[Data excerpts]
§
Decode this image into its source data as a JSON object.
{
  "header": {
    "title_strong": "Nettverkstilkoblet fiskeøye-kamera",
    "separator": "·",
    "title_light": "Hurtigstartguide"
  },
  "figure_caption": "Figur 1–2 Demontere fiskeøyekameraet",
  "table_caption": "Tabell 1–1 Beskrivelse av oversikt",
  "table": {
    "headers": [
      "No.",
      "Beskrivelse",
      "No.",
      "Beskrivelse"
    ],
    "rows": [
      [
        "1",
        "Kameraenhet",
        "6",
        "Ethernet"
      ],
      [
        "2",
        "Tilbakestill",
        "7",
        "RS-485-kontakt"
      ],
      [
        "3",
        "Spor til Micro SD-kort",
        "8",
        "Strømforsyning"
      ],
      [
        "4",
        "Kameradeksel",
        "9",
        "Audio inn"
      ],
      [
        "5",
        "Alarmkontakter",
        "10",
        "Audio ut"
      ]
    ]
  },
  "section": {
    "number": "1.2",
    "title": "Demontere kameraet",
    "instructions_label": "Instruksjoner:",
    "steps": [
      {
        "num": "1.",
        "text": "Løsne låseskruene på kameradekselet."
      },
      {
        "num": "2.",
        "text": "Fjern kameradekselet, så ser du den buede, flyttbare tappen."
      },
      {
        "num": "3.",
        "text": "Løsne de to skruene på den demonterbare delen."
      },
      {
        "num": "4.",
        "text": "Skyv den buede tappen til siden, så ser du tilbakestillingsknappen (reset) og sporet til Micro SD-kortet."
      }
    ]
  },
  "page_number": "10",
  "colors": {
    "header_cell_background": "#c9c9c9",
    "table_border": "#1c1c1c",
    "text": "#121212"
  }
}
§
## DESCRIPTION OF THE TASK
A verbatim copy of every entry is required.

## RESPONSE TO THE TASK
Decode this image into its source data as a JSON object.
{
  "header": {
    "title_strong": "Nettverkstilkoblet fiskeøye-kamera",
    "separator": "·",
    "title_light": "Hurtigstartguide"
  },
  "figure_caption": "Figur 1–2 Demontere fiskeøyekameraet",
  "table_caption": "Tabell 1–1 Beskrivelse av oversikt",
  "table": {
    "headers": [
      "No.",
      "Beskrivelse",
      "No.",
      "Beskrivelse"
    ],
    "rows": [
      [
        "1",
        "Kameraenhet",
        "6",
        "Ethernet"
      ],
      [
        "2",
        "Tilbakestill",
        "7",
        "RS-485-kontakt"
      ],
      [
        "3",
        "Spor til Micro SD-kort",
        "8",
        "Strømforsyning"
      ],
      [
        "4",
        "Kameradeksel",
        "9",
        "Audio inn"
      ],
      [
        "5",
        "Alarmkontakter",
        "10",
        "Audio ut"
      ]
    ]
  },
  "section": {
    "number": "1.2",
    "title": "Demontere kameraet",
    "instructions_label": "Instruksjoner:",
    "steps": [
      {
        "num": "1.",
        "text": "Løsne låseskruene på kameradekselet."
      },
      {
        "num": "2.",
        "text": "Fjern kameradekselet, så ser du den buede, flyttbare tappen."
      },
      {
        "num": "3.",
        "text": "Løsne de to skruene på den demonterbare delen."
      },
      {
        "num": "4.",
        "text": "Skyv den buede tappen til siden, så ser du tilbakestillingsknappen (reset) og sporet til Micro SD-kortet."
      }
    ]
  },
  "page_number": "10",
  "colors": {
    "header_cell_background": "#c9c9c9",
    "table_border": "#1c1c1c",
    "text": "#121212"
  }
}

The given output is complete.